Bolt will be using the funds to continue expanding to new geographies and to bring more consumers and partners to its “super app”. It also aims to develop newer business lines, such as its 15-minute grocery delivery option Bolt Market, and to build “dark stores” in more cities to expand the service beyond the 10 where it’s active today.
“All of our business units are growing,” founder and CEO Markus Villig said in an interview. Villig said that even its most mature business, ride hailing, “is seeing double digit growth,” while the newer businesses, being smaller, are expanding even faster. “The new trend of last year is that private cars are a bad thing and increasingly people want to use other forms of mobility.” He added that Bolt is working on partnering with more city governments to build out its services as part of their updated transportation strategies.
Bolt’s growth is also notable considering the difficulties that some of its competitors have been facing in the wake of COVID-19. First the pandemic had a major chilling effect on people being willing to go into a vehicle where they have to sit in a closed-in space with another person (the driver). That situation was then compounded when things picked up again, but so quickly that many services are suffering from a shortage of drivers, not passengers.

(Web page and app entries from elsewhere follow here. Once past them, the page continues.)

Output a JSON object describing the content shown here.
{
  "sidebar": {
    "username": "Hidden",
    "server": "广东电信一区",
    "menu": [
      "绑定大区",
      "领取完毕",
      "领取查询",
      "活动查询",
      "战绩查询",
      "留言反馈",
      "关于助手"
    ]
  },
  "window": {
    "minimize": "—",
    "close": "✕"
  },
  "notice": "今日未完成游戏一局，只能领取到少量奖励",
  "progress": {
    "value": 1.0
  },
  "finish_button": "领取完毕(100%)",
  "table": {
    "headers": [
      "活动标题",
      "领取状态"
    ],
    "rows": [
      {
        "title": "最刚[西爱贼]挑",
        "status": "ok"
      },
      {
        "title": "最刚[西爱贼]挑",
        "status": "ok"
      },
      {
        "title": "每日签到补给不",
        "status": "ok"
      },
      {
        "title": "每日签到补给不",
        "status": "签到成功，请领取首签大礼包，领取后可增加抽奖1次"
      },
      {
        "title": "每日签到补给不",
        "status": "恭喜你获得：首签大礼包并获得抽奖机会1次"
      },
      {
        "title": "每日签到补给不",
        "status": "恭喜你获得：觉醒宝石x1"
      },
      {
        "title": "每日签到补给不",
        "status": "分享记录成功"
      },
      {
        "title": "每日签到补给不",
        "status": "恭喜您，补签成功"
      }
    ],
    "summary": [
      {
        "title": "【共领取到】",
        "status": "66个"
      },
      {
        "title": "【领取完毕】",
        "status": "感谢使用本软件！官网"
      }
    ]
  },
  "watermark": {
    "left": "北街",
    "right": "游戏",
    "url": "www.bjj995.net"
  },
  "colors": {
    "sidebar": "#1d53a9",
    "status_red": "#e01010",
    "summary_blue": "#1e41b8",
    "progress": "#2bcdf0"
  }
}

Villig admitted that Bolt, too, faced some “short-term fluctuations” in demand when the lockdowns first started. But it has made attracting and keeping drivers a major focus by paying out better commissions than its rivals. Typically, Villig said, it will pay between 10% and 20% better than competitors.
Bolt was founded eight years ago in Tallinn, Estonia (originally as Taxify), with a mission to bring ride hailing to emerging markets and countries where others like Uber had yet to gain a strong foothold, a strategy that it used to expand modestly across regions like Central and Eastern Europe and Africa, in the process attracting investors like China’s Didi — itself having built a massive business in its own home emerging market. Didi quietly divested its stake in Bolt last year.
Over time, the focus has remained on Europe and Africa, but Bolt found that a lot of its learnings from those first launches could just as easily be applied in more developed countries, with more lucrative payoffs.